Another settlement inspired by Garden Cities is Don Mills, a district of Toronto. It was planned and developed between 1951 and 1965 by an entrepreneur and industrialist, E P Taylor. The planning of the new town was led by a Harvard student, Macklin Hancock. His master plan was influenced by his academic work on new towns and modernism, along with UK Garden City principles and the work of Stein & Wright in the US. The plan was governed by 5 concepts: neighbourhood, a discontinuous road system, green space, new house forms with large plots and a separation of uses & activities. Hancock’s layout dispensed with a standard grid approach and used short curving roads to take account of topography. These were bordered by verges, whilst dedicated pedestrian routes avoided conflict with cars. The road layout itself carefully divided the neighbourhood component of the plan into 4 sections, each with a school, store, and community facilities, surrounded by a ring road.
Although most plots were larger than normal size, there was a mix of houses and apartments. Both Hancock and Taylor aspired to have a mix of incomes and occupiers but sadly this was not achieved and the town remained a private venture with no community ownership.
The combination of Hancock’s innovative master planning and Taylor’s business skills in managing the development, which included taking responsibility for all infrastructure costs, made the plan a success.
Today Don Mills has a population in the region of 25,000 and, with its ring roads and distinct neighbourhoods, is considered by many to be the most influential development of the last century in Canada.
A direct export from Letchworth Garden City to Canada was First Garden City Ltd’s founding Company Secretary, Thomas Adams.

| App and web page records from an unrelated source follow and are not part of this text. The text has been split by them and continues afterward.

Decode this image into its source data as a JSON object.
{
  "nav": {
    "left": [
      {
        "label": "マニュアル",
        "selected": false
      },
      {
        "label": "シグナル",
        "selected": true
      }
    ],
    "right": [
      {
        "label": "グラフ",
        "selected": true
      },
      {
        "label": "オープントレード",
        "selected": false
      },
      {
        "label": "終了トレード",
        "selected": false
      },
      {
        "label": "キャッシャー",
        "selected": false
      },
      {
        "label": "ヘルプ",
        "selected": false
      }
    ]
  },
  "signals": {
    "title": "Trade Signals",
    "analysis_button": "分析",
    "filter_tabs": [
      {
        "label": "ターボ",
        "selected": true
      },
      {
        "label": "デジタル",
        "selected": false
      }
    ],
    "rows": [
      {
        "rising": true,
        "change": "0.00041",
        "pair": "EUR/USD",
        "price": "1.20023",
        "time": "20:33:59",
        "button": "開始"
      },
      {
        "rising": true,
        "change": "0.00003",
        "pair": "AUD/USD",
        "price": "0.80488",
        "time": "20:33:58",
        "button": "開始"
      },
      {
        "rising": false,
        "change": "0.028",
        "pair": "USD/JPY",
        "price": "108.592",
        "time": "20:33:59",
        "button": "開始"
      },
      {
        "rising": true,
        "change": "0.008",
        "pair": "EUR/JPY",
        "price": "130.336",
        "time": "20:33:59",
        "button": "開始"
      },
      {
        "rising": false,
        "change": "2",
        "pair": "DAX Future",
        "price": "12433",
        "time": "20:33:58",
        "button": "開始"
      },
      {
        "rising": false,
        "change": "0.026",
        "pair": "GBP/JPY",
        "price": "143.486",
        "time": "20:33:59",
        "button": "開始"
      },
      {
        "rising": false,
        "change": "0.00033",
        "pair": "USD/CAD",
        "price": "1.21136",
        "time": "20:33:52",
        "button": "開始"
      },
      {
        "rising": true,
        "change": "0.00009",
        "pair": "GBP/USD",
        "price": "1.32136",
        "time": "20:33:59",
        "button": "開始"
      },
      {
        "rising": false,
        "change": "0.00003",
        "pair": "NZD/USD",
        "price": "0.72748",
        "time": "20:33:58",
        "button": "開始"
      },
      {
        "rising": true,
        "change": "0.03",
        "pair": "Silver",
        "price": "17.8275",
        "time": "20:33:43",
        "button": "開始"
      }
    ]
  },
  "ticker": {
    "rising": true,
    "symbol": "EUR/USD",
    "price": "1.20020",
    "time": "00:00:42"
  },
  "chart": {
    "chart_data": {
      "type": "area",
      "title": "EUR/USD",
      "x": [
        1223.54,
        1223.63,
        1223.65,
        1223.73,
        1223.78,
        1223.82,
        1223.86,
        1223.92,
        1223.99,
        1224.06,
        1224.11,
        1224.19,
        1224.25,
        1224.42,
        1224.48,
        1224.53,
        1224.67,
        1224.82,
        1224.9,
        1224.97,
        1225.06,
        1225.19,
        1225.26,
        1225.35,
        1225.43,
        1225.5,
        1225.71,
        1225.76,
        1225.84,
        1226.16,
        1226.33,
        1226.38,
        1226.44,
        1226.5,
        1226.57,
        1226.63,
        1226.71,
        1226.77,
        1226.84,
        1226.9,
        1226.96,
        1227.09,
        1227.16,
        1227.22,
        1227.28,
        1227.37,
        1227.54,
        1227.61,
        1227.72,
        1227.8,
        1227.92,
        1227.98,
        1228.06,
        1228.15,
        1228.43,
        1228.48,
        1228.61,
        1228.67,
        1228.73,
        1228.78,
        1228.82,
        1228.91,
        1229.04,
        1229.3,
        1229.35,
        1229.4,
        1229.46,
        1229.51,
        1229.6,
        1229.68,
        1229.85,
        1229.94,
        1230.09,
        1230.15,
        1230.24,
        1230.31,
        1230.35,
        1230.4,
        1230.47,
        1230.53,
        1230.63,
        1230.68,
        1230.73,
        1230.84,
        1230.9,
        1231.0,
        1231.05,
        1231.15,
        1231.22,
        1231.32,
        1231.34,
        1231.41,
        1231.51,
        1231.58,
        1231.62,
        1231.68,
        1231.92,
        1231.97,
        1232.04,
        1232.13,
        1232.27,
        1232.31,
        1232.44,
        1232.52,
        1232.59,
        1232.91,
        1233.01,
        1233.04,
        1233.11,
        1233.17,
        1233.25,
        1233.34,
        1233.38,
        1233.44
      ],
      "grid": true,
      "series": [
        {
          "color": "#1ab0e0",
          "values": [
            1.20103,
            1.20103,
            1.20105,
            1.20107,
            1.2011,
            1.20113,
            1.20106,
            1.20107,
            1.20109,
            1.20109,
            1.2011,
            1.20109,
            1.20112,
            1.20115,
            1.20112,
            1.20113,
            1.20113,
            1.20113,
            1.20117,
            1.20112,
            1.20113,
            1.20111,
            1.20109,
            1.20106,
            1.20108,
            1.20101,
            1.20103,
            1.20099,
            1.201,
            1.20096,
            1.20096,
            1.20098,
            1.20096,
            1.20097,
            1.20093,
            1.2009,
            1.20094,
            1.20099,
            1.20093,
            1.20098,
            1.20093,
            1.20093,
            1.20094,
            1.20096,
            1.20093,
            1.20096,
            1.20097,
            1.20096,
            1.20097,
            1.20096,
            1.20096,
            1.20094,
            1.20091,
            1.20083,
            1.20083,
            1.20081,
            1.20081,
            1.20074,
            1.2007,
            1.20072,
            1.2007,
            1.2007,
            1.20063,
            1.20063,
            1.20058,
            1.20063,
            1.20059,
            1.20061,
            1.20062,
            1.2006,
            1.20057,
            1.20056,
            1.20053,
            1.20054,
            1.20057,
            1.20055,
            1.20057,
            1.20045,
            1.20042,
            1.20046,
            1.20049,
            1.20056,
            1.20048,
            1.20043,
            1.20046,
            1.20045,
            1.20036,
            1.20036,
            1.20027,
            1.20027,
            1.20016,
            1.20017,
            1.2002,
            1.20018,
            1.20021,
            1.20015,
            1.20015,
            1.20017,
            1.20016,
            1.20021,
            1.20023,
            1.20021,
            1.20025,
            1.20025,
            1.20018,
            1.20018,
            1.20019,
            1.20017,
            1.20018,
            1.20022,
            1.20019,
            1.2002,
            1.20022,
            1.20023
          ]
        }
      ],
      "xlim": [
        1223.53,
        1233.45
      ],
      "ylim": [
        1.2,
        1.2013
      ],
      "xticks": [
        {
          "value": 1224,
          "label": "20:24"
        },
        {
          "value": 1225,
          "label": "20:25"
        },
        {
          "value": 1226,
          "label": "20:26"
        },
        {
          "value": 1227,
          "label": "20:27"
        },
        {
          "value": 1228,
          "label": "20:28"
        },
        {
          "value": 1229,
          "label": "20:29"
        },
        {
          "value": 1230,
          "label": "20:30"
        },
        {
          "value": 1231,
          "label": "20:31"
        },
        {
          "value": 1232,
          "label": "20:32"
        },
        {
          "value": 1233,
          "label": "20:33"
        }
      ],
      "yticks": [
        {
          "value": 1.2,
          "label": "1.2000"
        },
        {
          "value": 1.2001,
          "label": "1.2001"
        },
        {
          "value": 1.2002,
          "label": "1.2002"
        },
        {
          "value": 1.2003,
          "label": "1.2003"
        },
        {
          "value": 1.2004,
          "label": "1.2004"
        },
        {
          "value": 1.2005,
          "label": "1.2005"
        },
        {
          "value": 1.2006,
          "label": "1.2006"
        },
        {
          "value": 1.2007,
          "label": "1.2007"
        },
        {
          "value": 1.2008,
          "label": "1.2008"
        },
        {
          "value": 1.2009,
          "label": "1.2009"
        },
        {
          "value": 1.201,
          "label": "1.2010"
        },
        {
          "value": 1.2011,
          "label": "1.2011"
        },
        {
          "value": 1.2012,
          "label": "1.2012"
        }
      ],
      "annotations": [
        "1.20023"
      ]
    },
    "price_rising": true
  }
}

After helping to draft the 1909 Town Planning Act in the UK, he was the inaugural President of the Royal Town Planning Institute in 1914. That same year he was appointed as Canada’s advisor on Town Planning. Always a tireless advocate of Garden Cities, he helped develop several schemes, including the Richmond district of Halifax, the ‘Garden City’ suburb at Mount Royal, Quebec, and new communities at Tenniskaming in Western Quebec and at Corner Brook in Newfoundland.